I’m back at Notre Dame, and I’m already missing Reykjavík. I miss the people and the school and the city – all of it. But being back does mean that I’ll be able to use my Icelandic in my research, which is quite exciting!
Looking back on what I learned in Iceland, I’m still astonished by how much my language skills improved. I’m still understandably far from fluent, but I’m now able to read texts more fluidly, and I can actually hold a conversation in a language in which I could barely introduce myself in June! Reflecting on the goals I outlined before heading to Iceland, I think I achieved the goals I had set: I feel comfortable holding a conversation in Icelandic (though I need to work on my vocabulary related to my field of research: history of medicine), I can read Icelandic with much greater ease, I met Icelanders with whom I can continue to practice my Icelandic, and I experienced modern Icelandic culture.
My current knowledge of Icelandic would have been impossible without the SLA grant. Icelandic is a language that is rarely taught and has relatively few speakers; going to Iceland was genuinely my only option for studying this language. I was initially worried because I’d never really conversed in the language before going to Iceland, but this allowed me to realize how incredibly effective immersion programs are. I was speaking Icelandic on day one, and on day three I was thrilled when my instructor switched to using Icelandic exclusively. My experience has shown that immersion programs and the SLA grant are appropriate for languages with few available resources and were definitely the best and most productive options for me.
Now that I’m back at Notre Dame, I am going to start reading through the academic journal articles written in Icelandic that I’d found but had been unable to read prior to my trip to Iceland. Additionally, I kept a list of books and resources about the history of medicine in Iceland that I came across while in the country, and I plan on working through that list next. Not only are these books and resources supporting the research I’m doing now, but they’ve also generated new questions and avenues of research. This language has provided me with a ton of material to explore!

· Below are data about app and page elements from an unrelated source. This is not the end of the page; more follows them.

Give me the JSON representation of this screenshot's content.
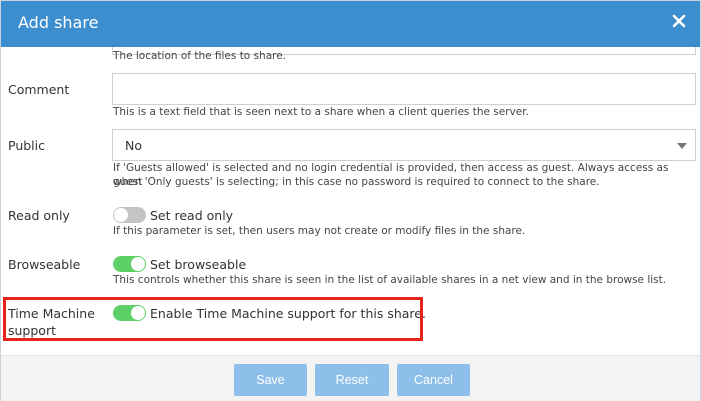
{
  "dialog": {
    "title": "Add share",
    "close_icon": "close-icon"
  },
  "fields": {
    "path_hint": "The location of the files to share.",
    "comment_label": "Comment",
    "comment_value": "",
    "comment_hint": "This is a text field that is seen next to a share when a client queries the server.",
    "public_label": "Public",
    "public_value": "No",
    "public_hint_line1": "If 'Guests allowed' is selected and no login credential is provided, then access as guest. Always access as guest",
    "public_hint_line2": "when 'Only guests' is selecting; in this case no password is required to connect to the share.",
    "readonly_label": "Read only",
    "readonly_toggle_text": "Set read only",
    "readonly_enabled": false,
    "readonly_hint": "If this parameter is set, then users may not create or modify files in the share.",
    "browseable_label": "Browseable",
    "browseable_toggle_text": "Set browseable",
    "browseable_enabled": true,
    "browseable_hint": "This controls whether this share is seen in the list of available shares in a net view and in the browse list.",
    "timemachine_label_line1": "Time Machine",
    "timemachine_label_line2": "support",
    "timemachine_toggle_text": "Enable Time Machine support for this share.",
    "timemachine_enabled": true
  },
  "footer": {
    "save_label": "Save",
    "reset_label": "Reset",
    "cancel_label": "Cancel"
  },
  "colors": {
    "titlebar": "#3d8ecf",
    "toggle_on": "#5dd068",
    "toggle_off": "#c4c4c4",
    "button": "#8dbfea",
    "highlight": "#e8231a"
  }
}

I know my work will take me back to Iceland in the future, and I can’t wait!